— EXERCISE MATERIAL —
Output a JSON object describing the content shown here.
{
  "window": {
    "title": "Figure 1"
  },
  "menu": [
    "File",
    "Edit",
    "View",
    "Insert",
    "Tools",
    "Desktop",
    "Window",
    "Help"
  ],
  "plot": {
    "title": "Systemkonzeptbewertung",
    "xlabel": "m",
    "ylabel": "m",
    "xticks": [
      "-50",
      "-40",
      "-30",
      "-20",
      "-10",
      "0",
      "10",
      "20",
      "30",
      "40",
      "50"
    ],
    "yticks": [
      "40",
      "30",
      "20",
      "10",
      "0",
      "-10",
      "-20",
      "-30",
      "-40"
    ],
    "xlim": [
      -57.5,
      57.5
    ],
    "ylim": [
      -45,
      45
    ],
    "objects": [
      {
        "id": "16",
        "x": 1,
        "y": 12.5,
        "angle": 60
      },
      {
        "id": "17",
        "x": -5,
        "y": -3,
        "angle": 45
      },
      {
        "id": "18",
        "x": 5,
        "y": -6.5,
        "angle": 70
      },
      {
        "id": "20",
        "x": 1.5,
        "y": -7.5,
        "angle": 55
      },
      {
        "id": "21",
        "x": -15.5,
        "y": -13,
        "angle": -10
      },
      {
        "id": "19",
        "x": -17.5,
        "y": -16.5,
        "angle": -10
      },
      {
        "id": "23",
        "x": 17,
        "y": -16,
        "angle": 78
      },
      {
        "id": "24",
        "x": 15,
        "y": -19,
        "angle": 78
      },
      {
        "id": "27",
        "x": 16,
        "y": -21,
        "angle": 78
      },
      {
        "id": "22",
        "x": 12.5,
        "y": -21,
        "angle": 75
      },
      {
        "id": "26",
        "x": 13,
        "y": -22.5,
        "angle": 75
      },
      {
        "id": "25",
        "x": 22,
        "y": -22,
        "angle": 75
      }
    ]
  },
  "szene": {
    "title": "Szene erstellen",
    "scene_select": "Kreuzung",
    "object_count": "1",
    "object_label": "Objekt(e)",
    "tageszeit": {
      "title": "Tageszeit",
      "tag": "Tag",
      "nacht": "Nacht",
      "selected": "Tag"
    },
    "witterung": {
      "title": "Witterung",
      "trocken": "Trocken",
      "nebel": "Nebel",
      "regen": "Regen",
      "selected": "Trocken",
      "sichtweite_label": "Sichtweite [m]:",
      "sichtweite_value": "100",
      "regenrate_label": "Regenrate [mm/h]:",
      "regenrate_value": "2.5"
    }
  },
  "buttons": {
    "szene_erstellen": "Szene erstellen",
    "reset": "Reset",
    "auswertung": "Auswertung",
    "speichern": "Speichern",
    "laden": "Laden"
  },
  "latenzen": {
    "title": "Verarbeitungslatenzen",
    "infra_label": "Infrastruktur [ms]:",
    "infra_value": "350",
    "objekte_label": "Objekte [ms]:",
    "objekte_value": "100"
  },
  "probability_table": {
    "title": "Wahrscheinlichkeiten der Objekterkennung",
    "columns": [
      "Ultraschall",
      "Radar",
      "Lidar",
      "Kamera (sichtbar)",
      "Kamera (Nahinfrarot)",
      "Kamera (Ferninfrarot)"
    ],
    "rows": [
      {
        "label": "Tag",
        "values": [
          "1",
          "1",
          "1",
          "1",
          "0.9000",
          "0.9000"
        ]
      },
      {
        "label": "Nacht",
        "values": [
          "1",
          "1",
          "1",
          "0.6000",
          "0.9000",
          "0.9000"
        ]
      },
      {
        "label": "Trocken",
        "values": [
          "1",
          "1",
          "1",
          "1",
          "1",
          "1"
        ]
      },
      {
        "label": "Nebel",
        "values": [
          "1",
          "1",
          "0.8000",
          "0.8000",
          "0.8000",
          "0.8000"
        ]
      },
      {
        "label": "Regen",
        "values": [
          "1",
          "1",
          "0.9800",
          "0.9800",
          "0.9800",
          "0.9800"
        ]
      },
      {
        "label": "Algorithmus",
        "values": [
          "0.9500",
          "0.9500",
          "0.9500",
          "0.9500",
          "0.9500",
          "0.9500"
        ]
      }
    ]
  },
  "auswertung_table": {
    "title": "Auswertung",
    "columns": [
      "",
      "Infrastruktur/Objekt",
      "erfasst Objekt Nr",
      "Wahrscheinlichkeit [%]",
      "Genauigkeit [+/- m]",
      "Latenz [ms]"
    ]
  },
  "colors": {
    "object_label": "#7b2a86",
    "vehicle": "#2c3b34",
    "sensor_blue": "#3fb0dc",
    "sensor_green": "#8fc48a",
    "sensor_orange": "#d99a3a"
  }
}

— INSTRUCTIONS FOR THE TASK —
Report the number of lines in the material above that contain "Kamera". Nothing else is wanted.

— ANSWER SECTION —
3